We Say: If there is one Spanish hero we have not brought to Scotland yet, that is director Pedro Collantes. We have shown his films many times. As a producer and as a director he is one of the most important names of Spanish short film history. Pedro Collantes is a chameleonic and versatile director with a unique gaze. Eskiper has become a true cult classic for good reasons.
If you can’t play it here, simply click “Watch on Vimeo”
Toulouse Cinespaña – Best Short Film
Festival de Cine de Astorga – Best Actress (Marta Larralde)
Alcalá de Henares Short Film Festival – Best Screenplay
5. Sin Dios Ni Santa María
(Neither God Nor Santa Maria)
by Samuel M. Delgado & Helena Girón
The directors go in search of the last living witch in Ye, a small town on the island of Lanzarote, recuperating non-verbal histories on the verge of obsolescence and evoking an eerie, otherworldly atmosphere where oblivion looms.
We Say: We did a couple of focuses on Novo Cinema Galego over the years. In 2017, we had Burning Mountains that Spew Flame by Helena Giron and Samuel Delgado. What happens when you put together the unique perspective of a Galician filmmaker (cornered in North West Spain) and the volcanic isolation of a director living in the Canary Islands? The obsession of this duo for the poetics of film textures is something we admire and love. The viewer will questioned whether this was filmed in the 60s or in the 00s. Was this film in the Canaries, in Castilla or in a Russian field? A film that challenges the notion of time and space.
Festivals & Awards:
2017 Goya Awards – Nominee, Best Short Documentary
Mar del Plata Festival | Toronto International Film Festival (TIFF) | New York Film Festival (NYFF)
by Zoé Salicrup-Junco
Gabi Padilla thrives in a life full of pleasure and independence. However, after her mother’s unexpected death, she is forced to return to her rural hometown – a place where Gabi’s sensual flair is not welcome.
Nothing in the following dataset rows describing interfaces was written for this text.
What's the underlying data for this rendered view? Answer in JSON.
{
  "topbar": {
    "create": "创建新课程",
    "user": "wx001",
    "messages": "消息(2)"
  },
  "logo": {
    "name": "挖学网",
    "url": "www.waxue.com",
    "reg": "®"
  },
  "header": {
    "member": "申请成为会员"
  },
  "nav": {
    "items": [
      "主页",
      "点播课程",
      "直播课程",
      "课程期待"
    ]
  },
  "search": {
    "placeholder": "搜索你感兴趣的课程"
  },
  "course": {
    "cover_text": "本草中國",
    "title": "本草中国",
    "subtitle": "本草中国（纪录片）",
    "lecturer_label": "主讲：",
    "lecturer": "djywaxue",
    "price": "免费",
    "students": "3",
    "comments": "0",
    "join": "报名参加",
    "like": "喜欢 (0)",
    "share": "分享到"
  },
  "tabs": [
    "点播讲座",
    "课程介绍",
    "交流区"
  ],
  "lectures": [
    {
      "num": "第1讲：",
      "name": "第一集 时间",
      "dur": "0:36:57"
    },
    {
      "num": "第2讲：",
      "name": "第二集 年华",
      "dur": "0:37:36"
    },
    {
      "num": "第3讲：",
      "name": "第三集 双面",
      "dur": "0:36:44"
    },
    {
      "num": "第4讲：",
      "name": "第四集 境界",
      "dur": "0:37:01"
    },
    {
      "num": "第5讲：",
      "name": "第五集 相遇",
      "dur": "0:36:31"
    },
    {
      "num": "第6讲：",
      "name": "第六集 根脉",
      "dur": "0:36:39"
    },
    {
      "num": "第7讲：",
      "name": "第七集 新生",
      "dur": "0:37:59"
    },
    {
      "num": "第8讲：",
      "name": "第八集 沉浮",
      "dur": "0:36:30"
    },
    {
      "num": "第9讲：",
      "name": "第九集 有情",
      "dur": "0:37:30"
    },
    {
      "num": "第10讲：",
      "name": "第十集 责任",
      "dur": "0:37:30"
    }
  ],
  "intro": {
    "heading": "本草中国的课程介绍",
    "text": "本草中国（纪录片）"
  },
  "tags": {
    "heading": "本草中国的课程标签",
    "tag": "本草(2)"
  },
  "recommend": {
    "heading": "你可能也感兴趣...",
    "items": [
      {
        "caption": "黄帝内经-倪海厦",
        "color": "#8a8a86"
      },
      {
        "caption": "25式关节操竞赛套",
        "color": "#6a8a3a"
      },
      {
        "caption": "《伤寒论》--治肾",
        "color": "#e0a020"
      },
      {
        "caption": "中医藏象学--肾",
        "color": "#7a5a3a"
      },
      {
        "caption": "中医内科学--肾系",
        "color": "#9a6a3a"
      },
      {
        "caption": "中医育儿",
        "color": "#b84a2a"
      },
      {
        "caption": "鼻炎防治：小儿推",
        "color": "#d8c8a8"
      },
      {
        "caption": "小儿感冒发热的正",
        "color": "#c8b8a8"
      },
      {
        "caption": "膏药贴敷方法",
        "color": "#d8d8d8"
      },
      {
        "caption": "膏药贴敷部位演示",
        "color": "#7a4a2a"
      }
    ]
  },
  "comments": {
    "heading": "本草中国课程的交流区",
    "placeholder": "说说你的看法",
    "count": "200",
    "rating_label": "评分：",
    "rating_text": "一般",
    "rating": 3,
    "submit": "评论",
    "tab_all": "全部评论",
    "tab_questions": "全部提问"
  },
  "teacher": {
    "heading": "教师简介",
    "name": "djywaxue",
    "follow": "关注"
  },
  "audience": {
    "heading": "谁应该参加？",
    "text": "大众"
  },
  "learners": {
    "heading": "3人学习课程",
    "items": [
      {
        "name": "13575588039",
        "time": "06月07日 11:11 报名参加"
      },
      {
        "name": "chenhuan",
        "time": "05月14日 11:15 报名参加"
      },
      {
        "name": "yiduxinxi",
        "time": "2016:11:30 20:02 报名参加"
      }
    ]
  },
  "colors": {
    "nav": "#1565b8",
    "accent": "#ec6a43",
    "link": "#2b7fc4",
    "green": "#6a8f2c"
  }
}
We Say: When we first began, CinemaAttic did not show Latin American films. Somewhere in 2013 we realised we needed to open the doors and windows and let a wave of colourful films come to Scotland. Films from Colombia, Peru, Chile, Brazil and, as in this case, Puerto Rico.
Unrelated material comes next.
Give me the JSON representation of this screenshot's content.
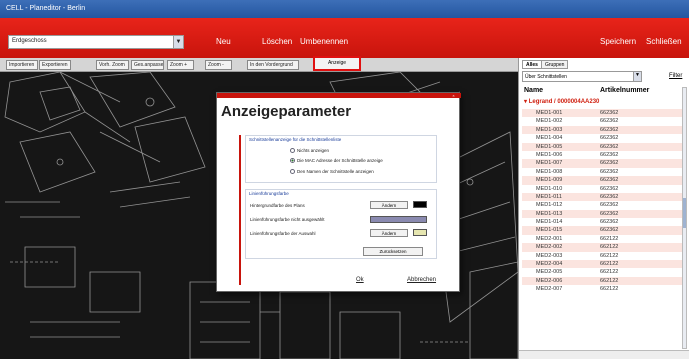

If the video below doesn’t play try watching this film in youtube here
New York City First Run Festival – Best Director, Best Actress (Dalia Davi), Best Screenplay, Best Cinematography, Best Undergraduate Short
7. Zela Trovke
by Asier Altuna
Moritats are old folk songs about crimes typical of Central Europe. Zela Trovke is a moritat from Slovakia which the Holland Baroque Society has recovered to include in its Barbaric Beauty programme. Maite Larburu, the orchestra’s violinist, unveils the song’s hidden secrets.
We Say: Basque, Feminist, Brutal. The raw power of this film and its peak momentum is something else. Short and straight to the point. A woman cuts the grass. A man enters the scene. The woman kills him. Why? What were the reasons? Who needs to know…We have shown this short documentary at least 4 or 5 times in Scotland and were lucky to have a focus on the short films of Asier Altuna in 2018.
If you can’t play it here, simply click “Watch on Vimeo”
Medina Film Festival – Best Sound
NOW ITS TIME TO VOTE! Vote your favorites in our Facebook event poll . You can vote more than one!
We are offering these Programmes online for free hoping that they will help people on self-isolation over these hard weeks. If you like this initiate please go and give us a Like on Facebook, Twitter and Instagra
Leave us a comment and let us know what you liked of the Programme this week